That assertion so directly contradicts Ms. McCollum’s Spokane Vet Center records as to amount to evidence tampering. Her records show that, in 2016, she had so frightened herself with angry and intimidating outbursts toward someone whom she felt had insulted her that she sought counseling at Spokane Vet Center. The record also shows that Ms. McCollum was so beset by thoughts of killing herself that for the last several years the VA Veterans Suicide Crisis Hotline repeatedly called her at all hours. The VA’s own records should show that.

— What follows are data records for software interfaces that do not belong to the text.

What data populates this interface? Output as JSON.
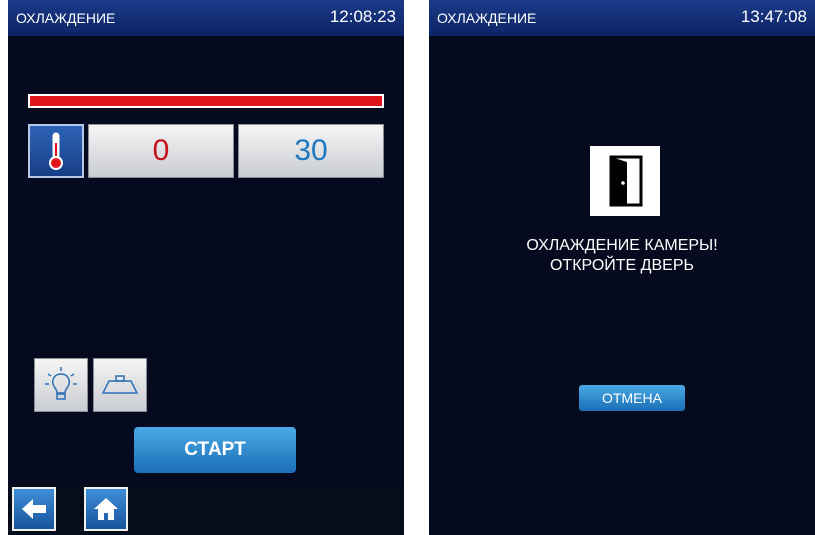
{
  "left_screen": {
    "header": {
      "title": "ОХЛАЖДЕНИЕ",
      "clock": "12:08:23"
    },
    "progress": {
      "fraction": 1.0,
      "color": "#e0161b"
    },
    "temperature": {
      "icon": "thermometer-icon",
      "current": "0",
      "target": "30",
      "current_color": "#c4121a",
      "target_color": "#1d78c0"
    },
    "tools": [
      {
        "icon": "lightbulb-icon"
      },
      {
        "icon": "tray-icon"
      }
    ],
    "start_label": "СТАРТ",
    "footer": {
      "back_icon": "back-arrow-icon",
      "home_icon": "home-icon"
    }
  },
  "right_screen": {
    "header": {
      "title": "ОХЛАЖДЕНИЕ",
      "clock": "13:47:08"
    },
    "door_icon": "door-open-icon",
    "message": {
      "line1": "ОХЛАЖДЕНИЕ КАМЕРЫ!",
      "line2": "ОТКРОЙТЕ ДВЕРЬ"
    },
    "cancel_label": "ОТМЕНА"
  },
  "colors": {
    "background": "#050a1e",
    "header": "#1a3a88",
    "accent": "#1b6fb6"
  }
}
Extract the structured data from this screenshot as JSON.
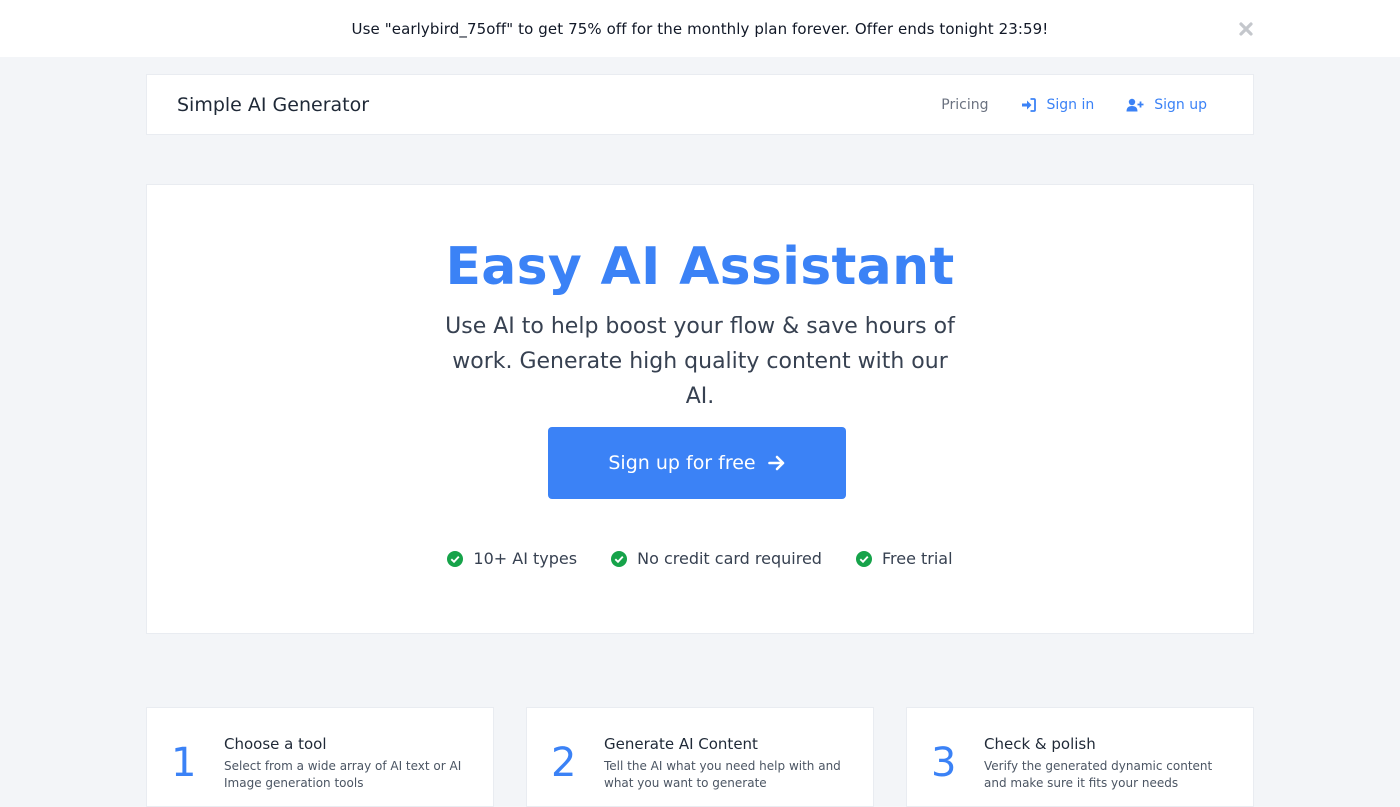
{
  "promo": {
    "text": "Use \"earlybird_75off\" to get 75% off for the monthly plan forever. Offer ends tonight 23:59!",
    "close_icon": "times-icon"
  },
  "navbar": {
    "brand": "Simple AI Generator",
    "pricing": "Pricing",
    "sign_in": "Sign in",
    "sign_in_icon": "sign-in-icon",
    "sign_up": "Sign up",
    "sign_up_icon": "user-plus-icon"
  },
  "hero": {
    "title": "Easy AI Assistant",
    "subtitle": "Use AI to help boost your flow & save hours of work. Generate high quality content with our AI.",
    "cta_label": "Sign up for free",
    "cta_icon": "arrow-right-icon",
    "features": [
      {
        "label": "10+ AI types",
        "icon": "check-circle-icon"
      },
      {
        "label": "No credit card required",
        "icon": "check-circle-icon"
      },
      {
        "label": "Free trial",
        "icon": "check-circle-icon"
      }
    ]
  },
  "steps": [
    {
      "number": "1",
      "title": "Choose a tool",
      "description": "Select from a wide array of AI text or AI Image generation tools"
    },
    {
      "number": "2",
      "title": "Generate AI Content",
      "description": "Tell the AI what you need help with and what you want to generate"
    },
    {
      "number": "3",
      "title": "Check & polish",
      "description": "Verify the generated dynamic content and make sure it fits your needs"
    }
  ],
  "colors": {
    "accent": "#3b82f6",
    "check": "#16a34a",
    "background": "#f3f5f8"
  }
}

Further, subjective characterizations such as “you were noted to be oriented to all spheres with mood being fair and affect appropriate to content, linear thought processes, and normal thought content” are simply irrelevant to the brutal reality of PTSD. Sufferers experience twice the suicide rate of any other mental health diagnoses. A paper presented at the 2014 American Psychiatric Association’s Annual Meeting reported: “Unemployment Biggest Predictor of PTSD Symptom Severity.” (Again, see “Raping Mary Kay.”)
Next to Ms. McCollum’s never being able to work because of her PTSD, and the Navy’s discharge of her for that very reason, what does “oriented to all spheres with mood being fair” have to do with anything?
VA’s latest denial of Ms. McCollum’s correct benefits award date so distorts and misstates the evidence in her case as to epitomize the “institutional rape” of which victims of Military Sexual Trauma accuse both VA and the U.S. military.